Thursday, January 29, 2015

The Most Ancient and Magnificent Trees From Around the World

 Heart of the Dragon. Socotra, Yemen, 2010.

Living up to 500 years, these bizarre trees are unique to the island of Socotra. Growing in severe conditions, the tree has raised its branches upward over time in an effort to obtain moisture from the highland mists. Once part of a vast forest, these remaining trees are now classified as endangered.

The Sentinels of St. Edwards. Stow-on-the-Wold, England, 2005.

Planted sometime in the 18th century, these two yews are probably survivors of a celebrated, formal avenue that led to the door of the church.
 Bowthorpe Oak Trunk. Manthorpe, England, 2002.

The legendary Bowthorpe Oak with its rugged bole, gnarled branches and a great spread of crown stands in a grassy meadow behind a stone farmhouse in Bourne, Lincolnshire.

Avenue of the Baobabs.

Elegant in shape and form, these strange and magnificent baobabs seem to rise effortlessly to heights of 98 feet, found only on the island of Madagascar. 

Rilke's Bayon. Siem Reap, Cambodia, 2007.

Buddhist temples are straddled by the immense trunks of huge ficus trees whose serpentine roots pry apart the ancient stones in a desperate journey to find soil.

 The Great Western Red Cedar of Gelli Aur. Llandeilo, Wales, 2006.

This grand multi-trunked Great Western Red Cedar is thought to have been planted in 1863.

 Kapok Tree. Palm Beach, Florida, 2004.

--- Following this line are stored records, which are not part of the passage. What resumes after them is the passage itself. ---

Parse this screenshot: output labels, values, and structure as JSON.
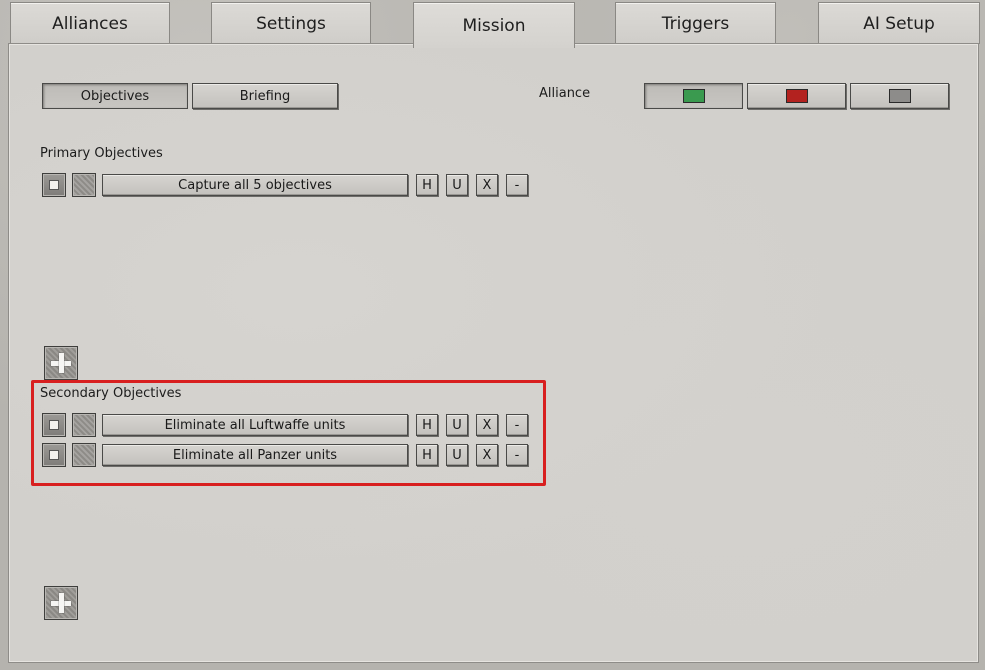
{
  "tabs": [
    {
      "label": "Alliances",
      "active": false
    },
    {
      "label": "Settings",
      "active": false
    },
    {
      "label": "Mission",
      "active": true
    },
    {
      "label": "Triggers",
      "active": false
    },
    {
      "label": "AI Setup",
      "active": false
    }
  ],
  "subtabs": {
    "objectives": "Objectives",
    "briefing": "Briefing"
  },
  "alliance": {
    "label": "Alliance",
    "colors": [
      "#3a9a4f",
      "#b3221f",
      "#8d8c8a"
    ],
    "selected": 0
  },
  "primary": {
    "title": "Primary Objectives",
    "items": [
      {
        "text": "Capture all 5 objectives"
      }
    ]
  },
  "secondary": {
    "title": "Secondary Objectives",
    "items": [
      {
        "text": "Eliminate all Luftwaffe units"
      },
      {
        "text": "Eliminate all Panzer units"
      }
    ]
  },
  "row_buttons": {
    "h": "H",
    "u": "U",
    "x": "X",
    "remove": "-"
  },
  "highlight_color": "#d81f1f"
}
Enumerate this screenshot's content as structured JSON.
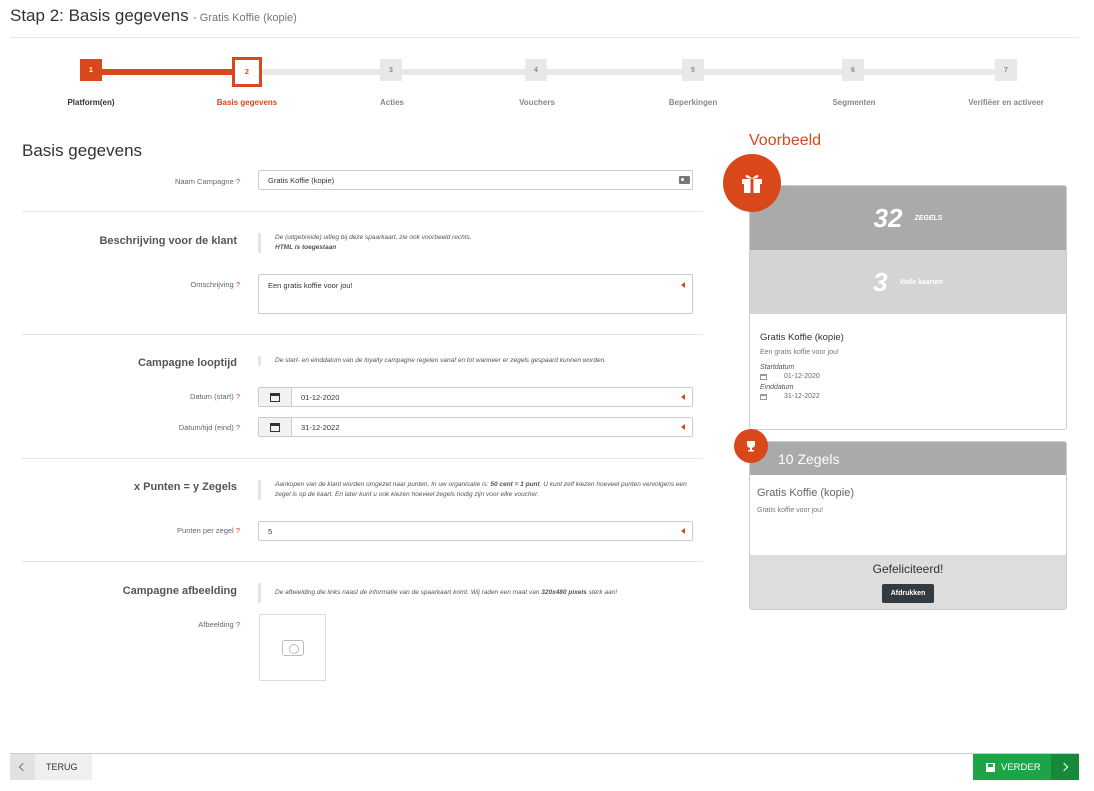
{
  "header": {
    "title": "Stap 2: Basis gegevens",
    "subtitle": "- Gratis Koffie (kopie)"
  },
  "stepper": {
    "steps": [
      {
        "num": "1",
        "label": "Platform(en)",
        "state": "done"
      },
      {
        "num": "2",
        "label": "Basis gegevens",
        "state": "active"
      },
      {
        "num": "3",
        "label": "Acties",
        "state": "todo"
      },
      {
        "num": "4",
        "label": "Vouchers",
        "state": "todo"
      },
      {
        "num": "5",
        "label": "Beperkingen",
        "state": "todo"
      },
      {
        "num": "6",
        "label": "Segmenten",
        "state": "todo"
      },
      {
        "num": "7",
        "label": "Verifiëer en activeer",
        "state": "todo"
      }
    ]
  },
  "form": {
    "title": "Basis gegevens",
    "req_mark": "?",
    "naam_label": "Naam Campagne",
    "naam_value": "Gratis Koffie (kopie)",
    "desc_section": "Beschrijving voor de klant",
    "desc_help1": "De (uitgebreide) uitleg bij deze spaarkaart, zie ook voorbeeld rechts.",
    "desc_help2": "HTML is toegestaan",
    "omschrijving_label": "Omschrijving",
    "omschrijving_value": "Een gratis koffie voor jou!",
    "looptijd_section": "Campagne looptijd",
    "looptijd_help": "De start- en einddatum van de loyalty campagne regelen vanaf en tot wanneer er zegels gespaard kunnen worden.",
    "start_label": "Datum (start)",
    "start_value": "01-12-2020",
    "eind_label": "Datum/tijd (eind)",
    "eind_value": "31-12-2022",
    "punten_section": "x Punten = y Zegels",
    "punten_help_a": "Aankopen van de klant worden omgezet naar punten. In uw organisatie is: ",
    "punten_help_bold": "50 cent = 1 punt",
    "punten_help_b": ". U kunt zelf kiezen hoeveel punten vervolgens een zegel is op de kaart. En later kunt u ook kiezen hoeveel zegels nodig zijn voor elke voucher.",
    "punten_label": "Punten per zegel",
    "punten_value": "5",
    "afbeelding_section": "Campagne afbeelding",
    "afbeelding_help_a": "De afbeelding die links naast de informatie van de spaarkaart komt. Wij raden een maat van ",
    "afbeelding_help_bold": "320x480 pixels",
    "afbeelding_help_b": " sterk aan!",
    "afbeelding_label": "Afbeelding"
  },
  "preview": {
    "title": "Voorbeeld",
    "zegels_count": "32",
    "zegels_unit": "ZEGELS",
    "kaarten_count": "3",
    "kaarten_unit": "Volle kaarten",
    "card_name": "Gratis Koffie (kopie)",
    "card_desc": "Een gratis koffie voor jou!",
    "start_label": "Startdatum",
    "start_value": "01-12-2020",
    "eind_label": "Einddatum",
    "eind_value": "31-12-2022",
    "voucher_header": "10 Zegels",
    "voucher_name": "Gratis Koffie (kopie)",
    "voucher_desc": "Gratis koffie voor jou!",
    "congrats": "Gefeliciteerd!",
    "print_label": "Afdrukken"
  },
  "footer": {
    "back_label": "TERUG",
    "next_label": "VERDER"
  },
  "colors": {
    "accent": "#d9481a",
    "success": "#1ea347",
    "band_dark": "#aaaaaa",
    "band_light": "#d4d4d4"
  },
  "icons": [
    "calendar-icon",
    "id-card-icon",
    "gift-icon",
    "trophy-icon",
    "camera-icon",
    "save-icon",
    "chevron-left-icon",
    "chevron-right-icon"
  ]
}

Kapoks of this size usually inhabitant the rain forest, but Moon found this one in Florida on a private estate, with roots that rise 12 feet above the ground.

 The Lovers. Morondava, Madagascar, 2006.

Local legend tells of a love story with an unfortunate beginning that finally resolves itself with this embracing pair, bound together for all eternity.

 The Crowhurst Yew. Crowhurst, England, 2003.

Amongst tombstones in a churchyard in Crowhurst, stands a medieval ancient yew, estimated to be over 1,500 years old.

 Angkor Passage. Siem Reap, Cambodia, 2007.

The temples of Angkor Wat in Cambodia represent one of man’s most astonishing and enduring architectural achievements.

 Devil's Pulpit. Chepstow, Wales, 2004.

This tree growing on top of a pillar of rock, must have been covered with soil at some point, but hundreds of years of wind and rain have washed away the earth, challenging this resilient yew to find creative ways to survive.

The Major's Oak. Edwinstowe, England, 2005.

With its distinctive broad crown and imposing stature, this handsome tree has become one of the most famous oak trees in Britain. It has a girth of 33 feet, an estimated weight of 23 tons, and a probable age of 800-1,000 years. According to local folklore, Robin Hood met with his merry men under this tree, while hiding from the Sheriff of Nottingham, and slept under its boughs at night.